UK for prosecution of Mumbai attacks accused in Pakistan
Virtually rejecting India's contention that those accused in the Mumbai attacks be extradited, Britain Foreign Minister has said it supports their prosecution in Pakistan as they have 'broken the law' of that country.india Updated: Jan 14, 2009 12:06 IST
Virtually rejecting India's contention that those accused in the Mumbai attacks be extradited, Britain has said it supports their prosecution in Pakistan as they have "broken the law" of that country.
British Foreign Minister David Miliband said there is evidence about involvement of Pakistan-based people and Islamabad should follow its commitments with actions.
"We will support their prosecution under Pakistani law, because they have broken the law in Pakistan. Its Pakistani law they have broken as well as international decency and common sense," British Foreign Minister David Miliband told Karan Thapar's 'Devil's Advocate' programme.
He was responding when referred to New Delhi's demand that those accused of terrorist acts in India should be handed over to face trial in India.
On the dossier of evidence given by India to Pakistan, he said "We have absolutely no doubt about the origin of the attack in Mumbai in November. The origins are in Pakistan."
Noting that there have been some detentions in Pakistan, Miliband said "they (should) now lead to successful prosecutions. We believe the evidence is there."
Asked about the evidence, he said "We have our own evidence we have shown to Pakistani authorities and and we believe that is the right evidence on which to proceed."
He said it was "critical" that "the words of the Pakistani government which are commitments" should be followed through into action.
When asked why those accused of terror in India should not be handed over to New Delhi like Khalid Sheikh Mohammed handed over by Pakistan to US, Miliband said "I won't go into constitutional position in Pakistan.
"What is important is those accused of heinous crimes should feel the full force of the law, whether in India or in Pakistan."
He said the Pakistani authorities have detained these people and "if there there is evidence, they should be prosecuted.

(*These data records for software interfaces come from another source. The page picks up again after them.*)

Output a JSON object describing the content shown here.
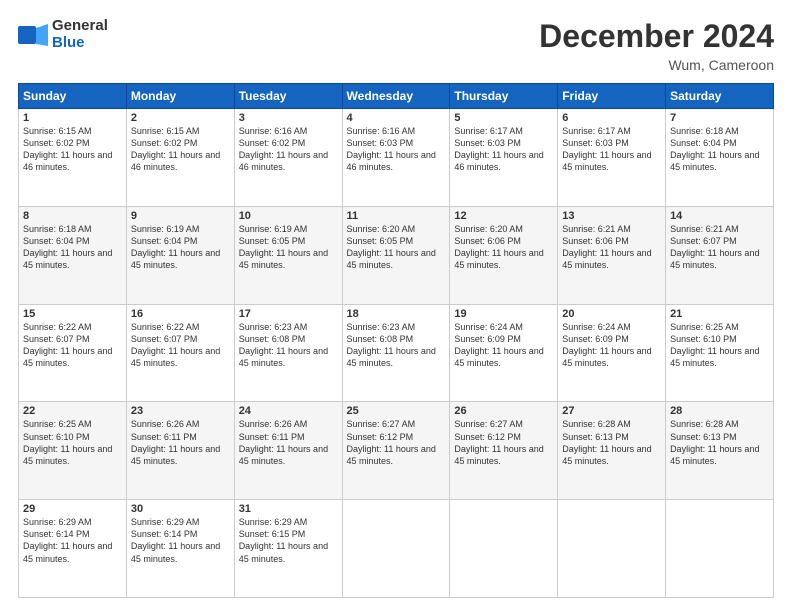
{
  "header": {
    "logo_line1": "General",
    "logo_line2": "Blue",
    "month": "December 2024",
    "location": "Wum, Cameroon"
  },
  "weekdays": [
    "Sunday",
    "Monday",
    "Tuesday",
    "Wednesday",
    "Thursday",
    "Friday",
    "Saturday"
  ],
  "weeks": [
    [
      {
        "day": "1",
        "sunrise": "6:15 AM",
        "sunset": "6:02 PM",
        "daylight": "11 hours and 46 minutes."
      },
      {
        "day": "2",
        "sunrise": "6:15 AM",
        "sunset": "6:02 PM",
        "daylight": "11 hours and 46 minutes."
      },
      {
        "day": "3",
        "sunrise": "6:16 AM",
        "sunset": "6:02 PM",
        "daylight": "11 hours and 46 minutes."
      },
      {
        "day": "4",
        "sunrise": "6:16 AM",
        "sunset": "6:03 PM",
        "daylight": "11 hours and 46 minutes."
      },
      {
        "day": "5",
        "sunrise": "6:17 AM",
        "sunset": "6:03 PM",
        "daylight": "11 hours and 46 minutes."
      },
      {
        "day": "6",
        "sunrise": "6:17 AM",
        "sunset": "6:03 PM",
        "daylight": "11 hours and 45 minutes."
      },
      {
        "day": "7",
        "sunrise": "6:18 AM",
        "sunset": "6:04 PM",
        "daylight": "11 hours and 45 minutes."
      }
    ],
    [
      {
        "day": "8",
        "sunrise": "6:18 AM",
        "sunset": "6:04 PM",
        "daylight": "11 hours and 45 minutes."
      },
      {
        "day": "9",
        "sunrise": "6:19 AM",
        "sunset": "6:04 PM",
        "daylight": "11 hours and 45 minutes."
      },
      {
        "day": "10",
        "sunrise": "6:19 AM",
        "sunset": "6:05 PM",
        "daylight": "11 hours and 45 minutes."
      },
      {
        "day": "11",
        "sunrise": "6:20 AM",
        "sunset": "6:05 PM",
        "daylight": "11 hours and 45 minutes."
      },
      {
        "day": "12",
        "sunrise": "6:20 AM",
        "sunset": "6:06 PM",
        "daylight": "11 hours and 45 minutes."
      },
      {
        "day": "13",
        "sunrise": "6:21 AM",
        "sunset": "6:06 PM",
        "daylight": "11 hours and 45 minutes."
      },
      {
        "day": "14",
        "sunrise": "6:21 AM",
        "sunset": "6:07 PM",
        "daylight": "11 hours and 45 minutes."
      }
    ],
    [
      {
        "day": "15",
        "sunrise": "6:22 AM",
        "sunset": "6:07 PM",
        "daylight": "11 hours and 45 minutes."
      },
      {
        "day": "16",
        "sunrise": "6:22 AM",
        "sunset": "6:07 PM",
        "daylight": "11 hours and 45 minutes."
      },
      {
        "day": "17",
        "sunrise": "6:23 AM",
        "sunset": "6:08 PM",
        "daylight": "11 hours and 45 minutes."
      },
      {
        "day": "18",
        "sunrise": "6:23 AM",
        "sunset": "6:08 PM",
        "daylight": "11 hours and 45 minutes."
      },
      {
        "day": "19",
        "sunrise": "6:24 AM",
        "sunset": "6:09 PM",
        "daylight": "11 hours and 45 minutes."
      },
      {
        "day": "20",
        "sunrise": "6:24 AM",
        "sunset": "6:09 PM",
        "daylight": "11 hours and 45 minutes."
      },
      {
        "day": "21",
        "sunrise": "6:25 AM",
        "sunset": "6:10 PM",
        "daylight": "11 hours and 45 minutes."
      }
    ],
    [
      {
        "day": "22",
        "sunrise": "6:25 AM",
        "sunset": "6:10 PM",
        "daylight": "11 hours and 45 minutes."
      },
      {
        "day": "23",
        "sunrise": "6:26 AM",
        "sunset": "6:11 PM",
        "daylight": "11 hours and 45 minutes."
      },
      {
        "day": "24",
        "sunrise": "6:26 AM",
        "sunset": "6:11 PM",
        "daylight": "11 hours and 45 minutes."
      },
      {
        "day": "25",
        "sunrise": "6:27 AM",
        "sunset": "6:12 PM",
        "daylight": "11 hours and 45 minutes."
      },
      {
        "day": "26",
        "sunrise": "6:27 AM",
        "sunset": "6:12 PM",
        "daylight": "11 hours and 45 minutes."
      },
      {
        "day": "27",
        "sunrise": "6:28 AM",
        "sunset": "6:13 PM",
        "daylight": "11 hours and 45 minutes."
      },
      {
        "day": "28",
        "sunrise": "6:28 AM",
        "sunset": "6:13 PM",
        "daylight": "11 hours and 45 minutes."
      }
    ],
    [
      {
        "day": "29",
        "sunrise": "6:29 AM",
        "sunset": "6:14 PM",
        "daylight": "11 hours and 45 minutes."
      },
      {
        "day": "30",
        "sunrise": "6:29 AM",
        "sunset": "6:14 PM",
        "daylight": "11 hours and 45 minutes."
      },
      {
        "day": "31",
        "sunrise": "6:29 AM",
        "sunset": "6:15 PM",
        "daylight": "11 hours and 45 minutes."
      },
      null,
      null,
      null,
      null
    ]
  ]
}
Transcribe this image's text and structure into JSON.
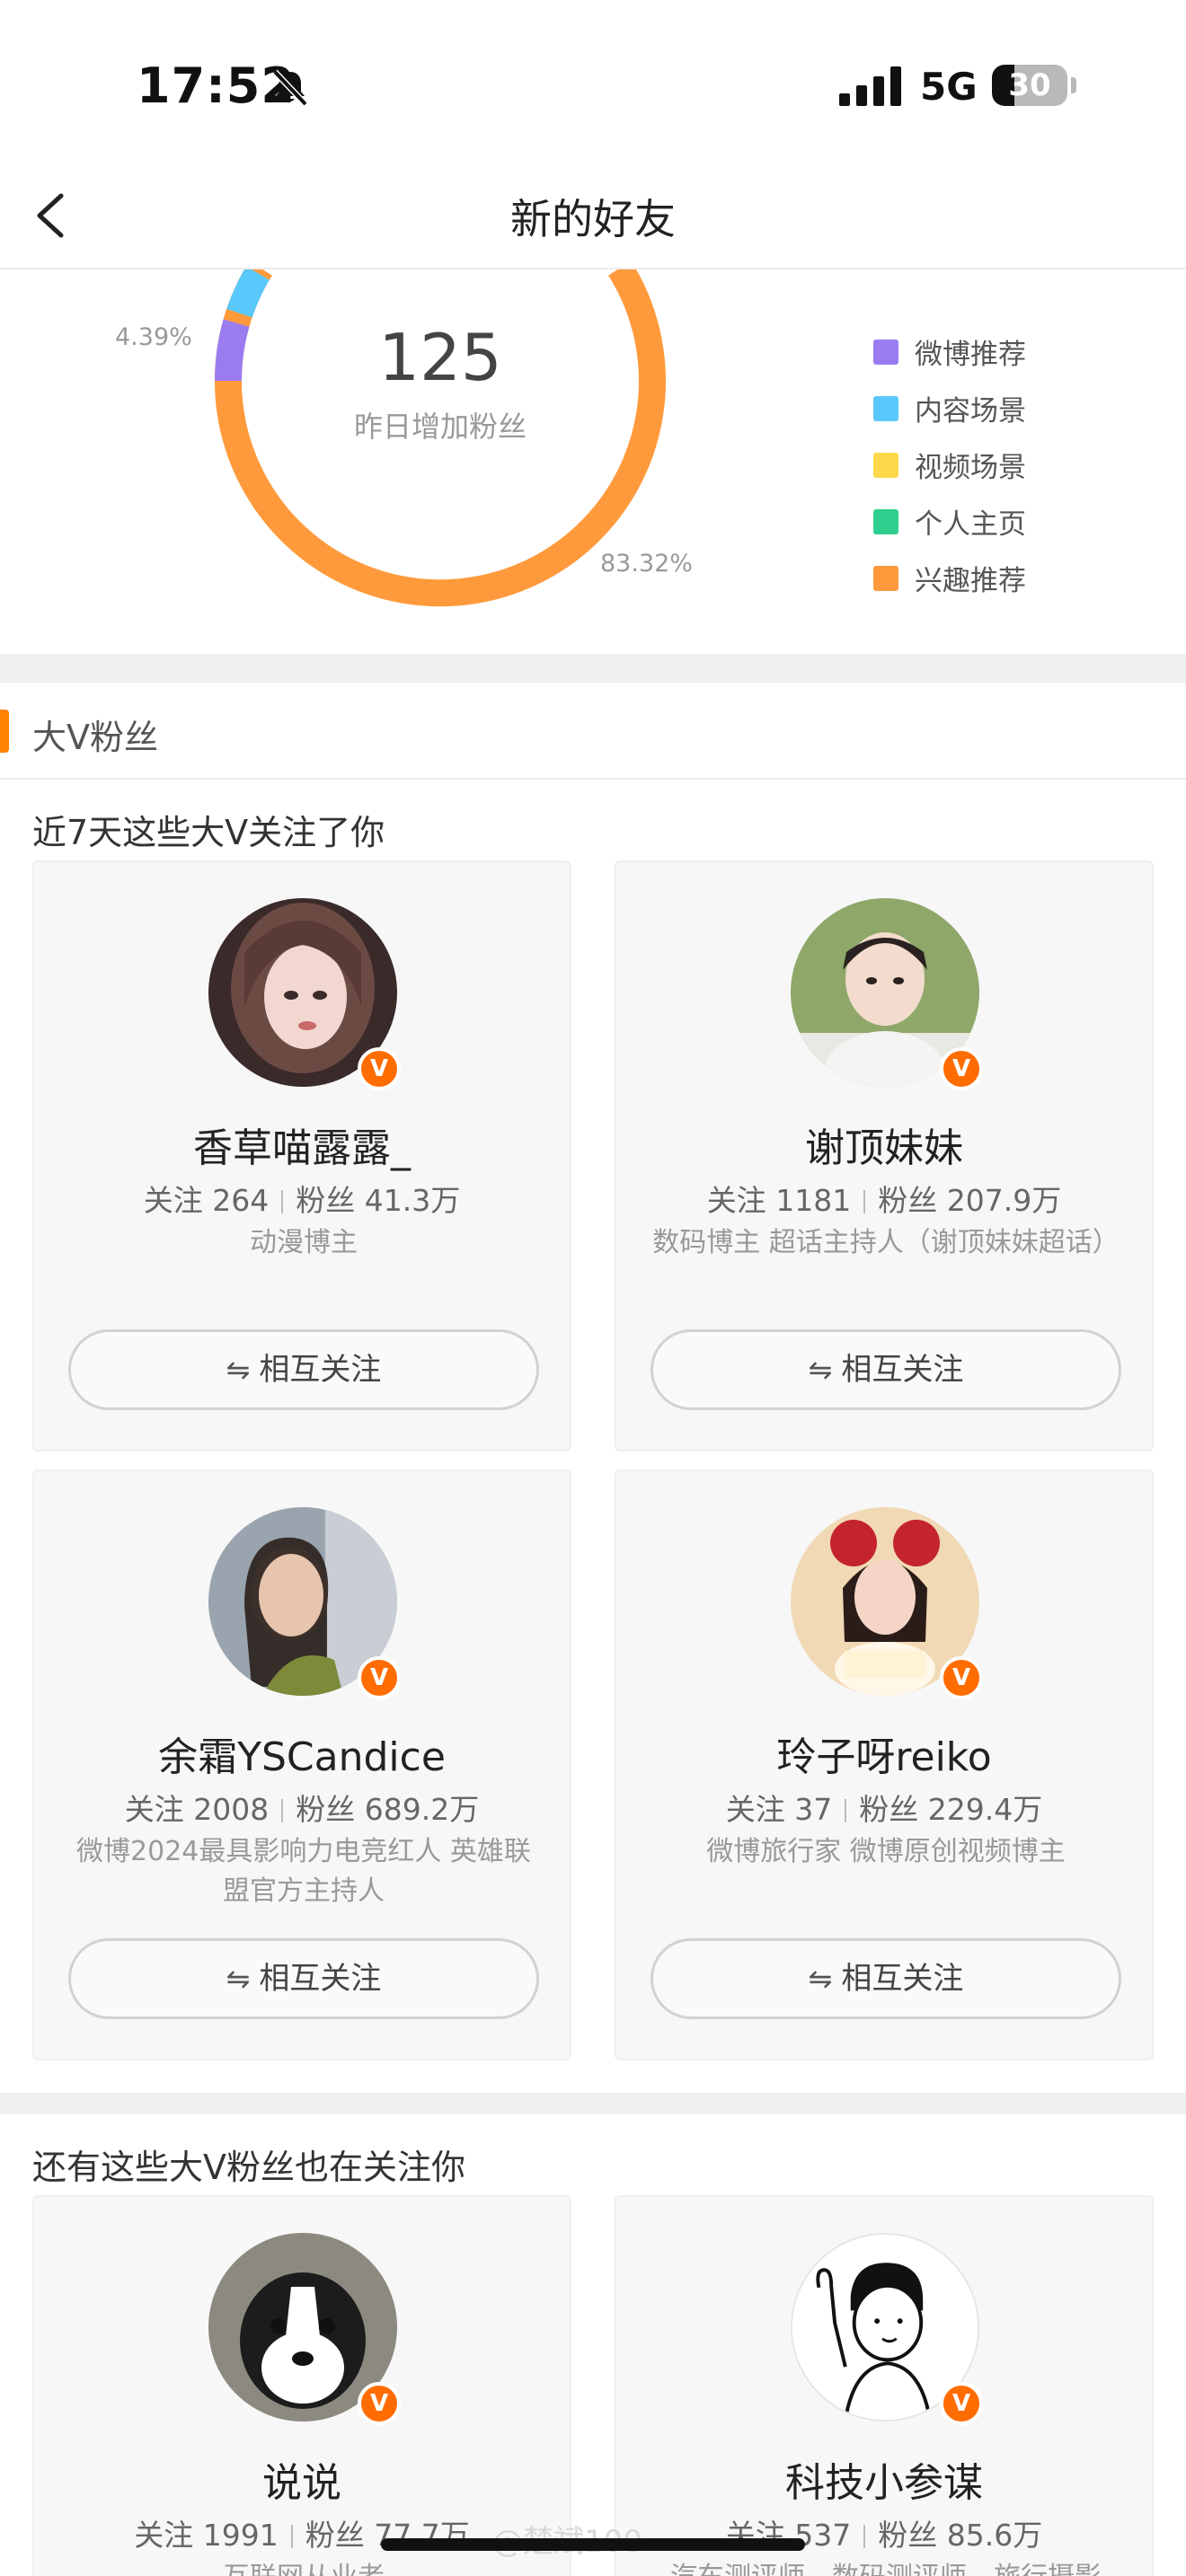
{
  "status_bar": {
    "time": "17:52",
    "network": "5G",
    "battery": "30",
    "battery_level": 0.3
  },
  "nav": {
    "title": "新的好友"
  },
  "donut": {
    "value": "125",
    "caption": "昨日增加粉丝",
    "pct_small": "4.39%",
    "pct_large": "83.32%",
    "legend": [
      {
        "label": "微博推荐",
        "color": "#9b7cf0"
      },
      {
        "label": "内容场景",
        "color": "#5ac8fa"
      },
      {
        "label": "视频场景",
        "color": "#ffd84a"
      },
      {
        "label": "个人主页",
        "color": "#2fd08f"
      },
      {
        "label": "兴趣推荐",
        "color": "#ff9a3c"
      }
    ]
  },
  "section": {
    "title": "大V粉丝"
  },
  "recent": {
    "title": "近7天这些大V关注了你",
    "cards": [
      {
        "name": "香草喵露露_",
        "following_label": "关注",
        "following": "264",
        "fans_label": "粉丝",
        "fans": "41.3万",
        "desc": "动漫博主",
        "button": "相互关注",
        "avatar_icon": "avatar-photo-icon"
      },
      {
        "name": "谢顶妹妹",
        "following_label": "关注",
        "following": "1181",
        "fans_label": "粉丝",
        "fans": "207.9万",
        "desc": "数码博主 超话主持人（谢顶妹妹超话）",
        "button": "相互关注",
        "avatar_icon": "avatar-photo-icon"
      },
      {
        "name": "余霜YSCandice",
        "following_label": "关注",
        "following": "2008",
        "fans_label": "粉丝",
        "fans": "689.2万",
        "desc": "微博2024最具影响力电竞红人 英雄联盟官方主持人",
        "button": "相互关注",
        "avatar_icon": "avatar-photo-icon"
      },
      {
        "name": "玲子呀reiko",
        "following_label": "关注",
        "following": "37",
        "fans_label": "粉丝",
        "fans": "229.4万",
        "desc": "微博旅行家 微博原创视频博主",
        "button": "相互关注",
        "avatar_icon": "avatar-photo-icon"
      }
    ]
  },
  "more": {
    "title": "还有这些大V粉丝也在关注你",
    "cards": [
      {
        "name": "说说",
        "following_label": "关注",
        "following": "1991",
        "fans_label": "粉丝",
        "fans": "77.7万",
        "desc": "互联网从业者",
        "avatar_icon": "dog-avatar-icon"
      },
      {
        "name": "科技小参谋",
        "following_label": "关注",
        "following": "537",
        "fans_label": "粉丝",
        "fans": "85.6万",
        "desc": "汽车测评师、数码测评师、旅行摄影",
        "avatar_icon": "cartoon-avatar-icon"
      }
    ]
  },
  "badge_text": "V",
  "watermark": "@楚斌100"
}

I say there is evidence, let them be prosecuted and if they are found guilty let them be punished."
The British Foreign Minister said he was in Pakistan on the day Mumbai attacks took place. "We had good words from Pakistani authorities that need to be translated into action."
"Indians don't want words. They want action. We support that position," said Miliband, who has met Prime Minister Manmohan Singh and held talks with External Affairs Minister Pranab Mukherjee and Home Minister P Chidambaram.
He talked about "short-term" and "medium-term actions" that Pakistan needs to take.
"Short term action -- find the culprits, if found guilty, punish them take action through the courts. Medium-term action - root out the terror networks which pose threat not only to India but to fundamentals of Pakistani state as well," he said.
Noting that terrorism has taken life of former Pakistan Prime Minister Benazir Bhutto and many other Pakistanis, he said "they (Pakistan) need to do it for their own good."
On Manmohan Singh's view that official agencies of Pakistan could have been involved in the Mumbai attacks, Miliband said "we don't have evidence to show that attacks were directed by the Pakistani government."
He, however, noted that "the Pakistani government had a policy towards the LeT (Lashkar-e-Taiba) under the previous regime of President (Pervez) Musharraf... We do know that... This is public knowledge... I think its very important that approach is changed."
When referred to Singh's contention that Pakistan is using terrorism as an instrument of state policy, he said "I have no evidence of Pakistani state directing terrorist activities and I will never make that claim without that evidence. What I know is Pakistan has a very serious terrorism problem."
Asked whether UK would impose sanctions on Pakistan if that country fails to properly punish those behind the Mumbai attacks, he ruled out saying, "I don't think punishing Pakistani people with economic sanction is going to induce a sort of change."
He said the UK will "use all appropriate mechanism to make a difference" but made it clear that "military stick" will not help. "There is serious need for reform from within Pakistan," Miliband said.
On the Pakistani proposal for joint investigation, he said the two countries should cooperate "but we are not for any particular version of how to cooperate".
Miliband also disfavoured appointment of a special envoy by the US on Kashmir as has been speculated, saying India and Pakistan should be allowed to settle it bilaterally.
"It (Kashmir) is a bilateral issue...That is not in our policy. We felt composite dialogue between India and Pakistan is the right way forward.Our position has been the bilateral track is a good track and it should be."